When choosing actuators for industrial applications, you have to know the amount of force that will be required to perform the job at hand. Cylinders can move, slow, or hold a load if needed. The force required depends on the load itself, such as its weight and movement angle among other factors. An air cylinder force calculator can help you specify exactly the right actuator for the job.

## How the Pneumatic Cylinder Force Calculator Works

You could do the math by hand, but why bother? We have created three calculation charts, each of which corresponds to the type of cylinder you expect to use. W.C. Branham makes cylinders in both metric and imperial sizes, so there are separate charts for each.

The formula to determine cylinder output force is *F = A x P*

Where:

- F = cylinder force (lbs)
- A = cylinder bore area (in^2)
- P = Pressure applied (lbs/sq-in)

Note that these calculations provide theoretical force output values. They do not consider the loss of force due to the cylinder’s internal friction. The typical break-away pressure needed to overcome force lost due to friction is 5-8 PSI. Your goal is to achieve a force that is high enough to give you a margin of error, without overdoing it. Too much force and you will end up with broken components.

## Rodless Cylinder Force Calculator—Equal Force in Both Directions

The table below helps to determine the general force required for rodless cylinders that will need to apply equal force in both directions. These double-acting cylinders are good choices for a wide variety of back-and-forth or up-and-down sequential movements such as lifting, lowering, clamping, sorting, knifing, or punching.

## Rod Cylinder Force Calculator—Unequal Force

Use either the imperial or metric table below to determine the general force required for rod cylinders that applies *un*equally in each direction. These single-action cylinders either extend or retract, using gravity or spring action to return. They are good choices for actions such as clamping, ejecting, or activating flaps or levers.

One thing to consider with rod cylinders is how the rod may affect the surface area component of your calculation. When the rod is on the pressure side of the cylinder, it will reduce the area by the profile of the rod. For example, if a piston has a surface area of 3 sq. inches, but the rod takes up 0.5 sq. inches of surface area on the piston, then the actual surface area is 2.5 sq. inches.

## Cable Cylinder Force Calculator—Equal Force in Both Directions

Use the table below to determine the general force required for cable cylinders, which apply equal force in both directions.

## Get a Customizable Pneumatic Cylinder Force Calculator

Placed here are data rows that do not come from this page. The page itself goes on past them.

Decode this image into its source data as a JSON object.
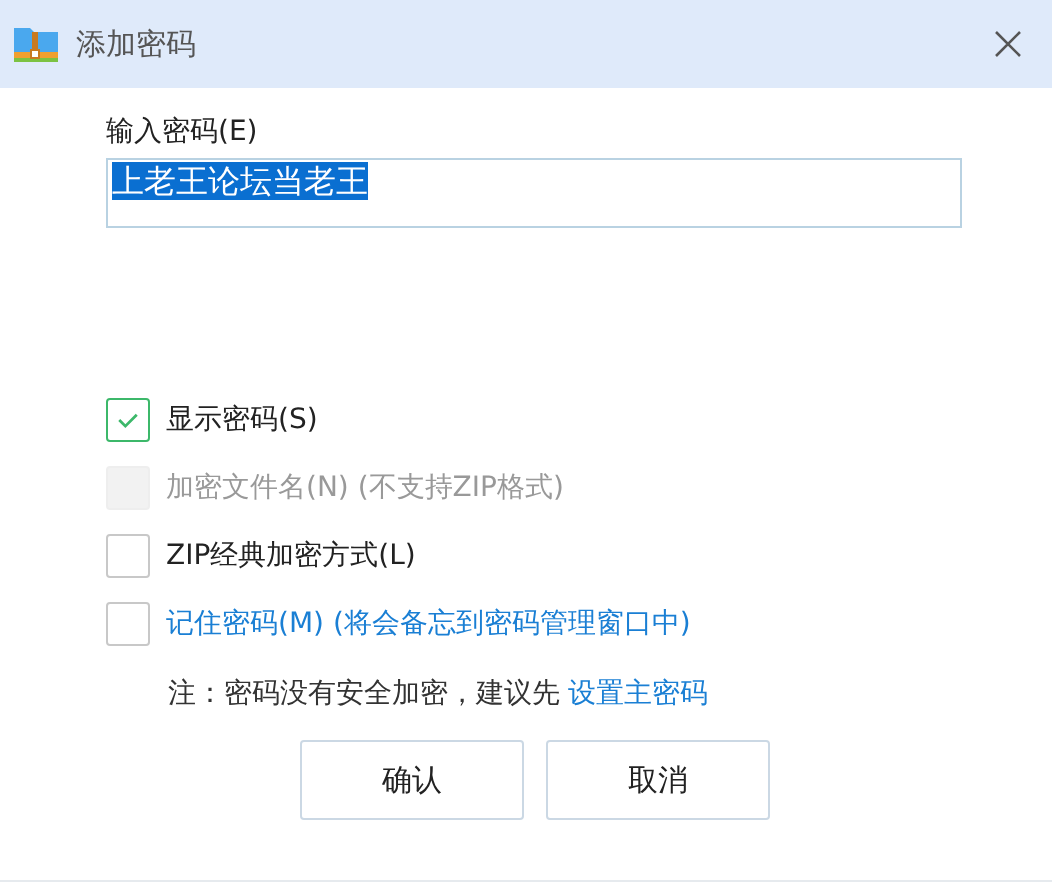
{
  "window": {
    "title": "添加密码"
  },
  "password": {
    "label": "输入密码(E)",
    "value": "上老王论坛当老王",
    "selected": true
  },
  "options": [
    {
      "kind": "check",
      "label": "显示密码(S)",
      "checked": true,
      "disabled": false
    },
    {
      "kind": "check",
      "label": "加密文件名(N) (不支持ZIP格式)",
      "checked": false,
      "disabled": true
    },
    {
      "kind": "check",
      "label": "ZIP经典加密方式(L)",
      "checked": false,
      "disabled": false
    },
    {
      "kind": "link",
      "label": "记住密码(M) (将会备忘到密码管理窗口中)",
      "checked": false,
      "disabled": false
    }
  ],
  "note": {
    "text": "注：密码没有安全加密，建议先",
    "link": "设置主密码"
  },
  "buttons": [
    "确认",
    "取消"
  ]
}
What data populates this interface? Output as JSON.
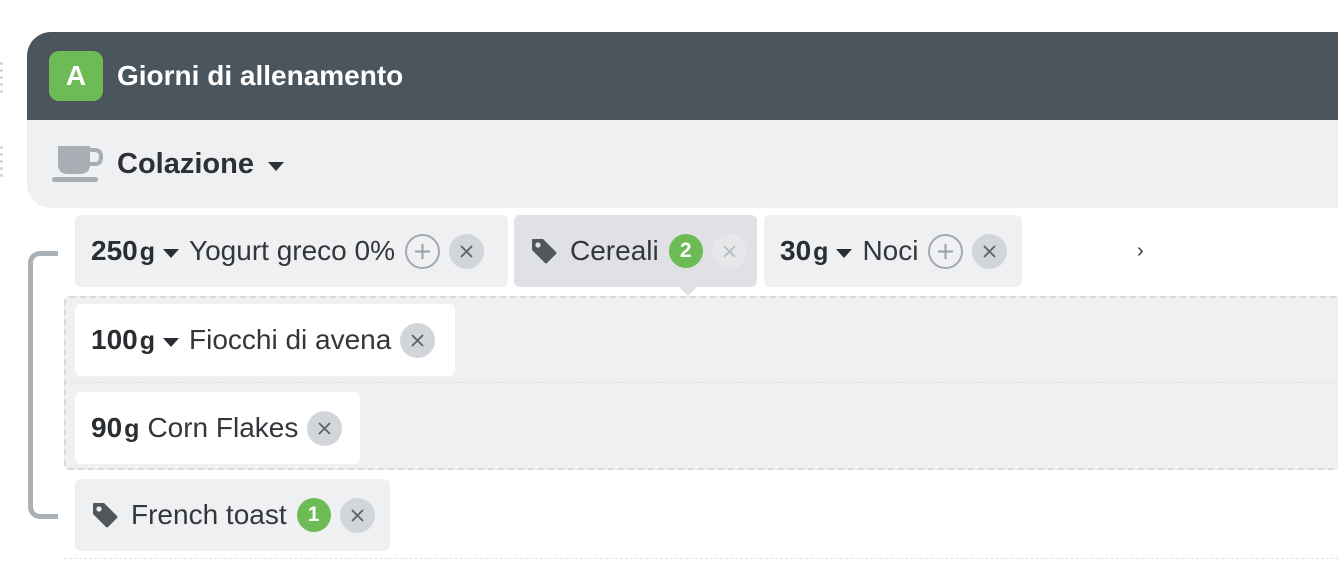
{
  "plan": {
    "badge": "A",
    "title": "Giorni di allenamento"
  },
  "meal": {
    "icon": "coffee-cup-icon",
    "title": "Colazione"
  },
  "row1": [
    {
      "qty": "250",
      "unit": "g",
      "name": "Yogurt greco 0%"
    },
    {
      "tag": "Cereali",
      "count": "2"
    },
    {
      "qty": "30",
      "unit": "g",
      "name": "Noci"
    }
  ],
  "group": [
    {
      "qty": "100",
      "unit": "g",
      "name": "Fiocchi di avena"
    },
    {
      "qty": "90",
      "unit": "g",
      "name": "Corn Flakes"
    }
  ],
  "row_bottom": {
    "tag": "French toast",
    "count": "1"
  },
  "scroll_glyph": "›",
  "colors": {
    "header_bg": "#4a555e",
    "accent_green": "#6dbb54",
    "chip_bg": "#eff0f2"
  }
}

Along with downloading the basic calculation tables illustrated above, you can also use this editable spreadsheet to tailor calculations for each project. As always, if you have any questions we're happy to guide you in the right direction. No question is too small. Contact our team of experts today!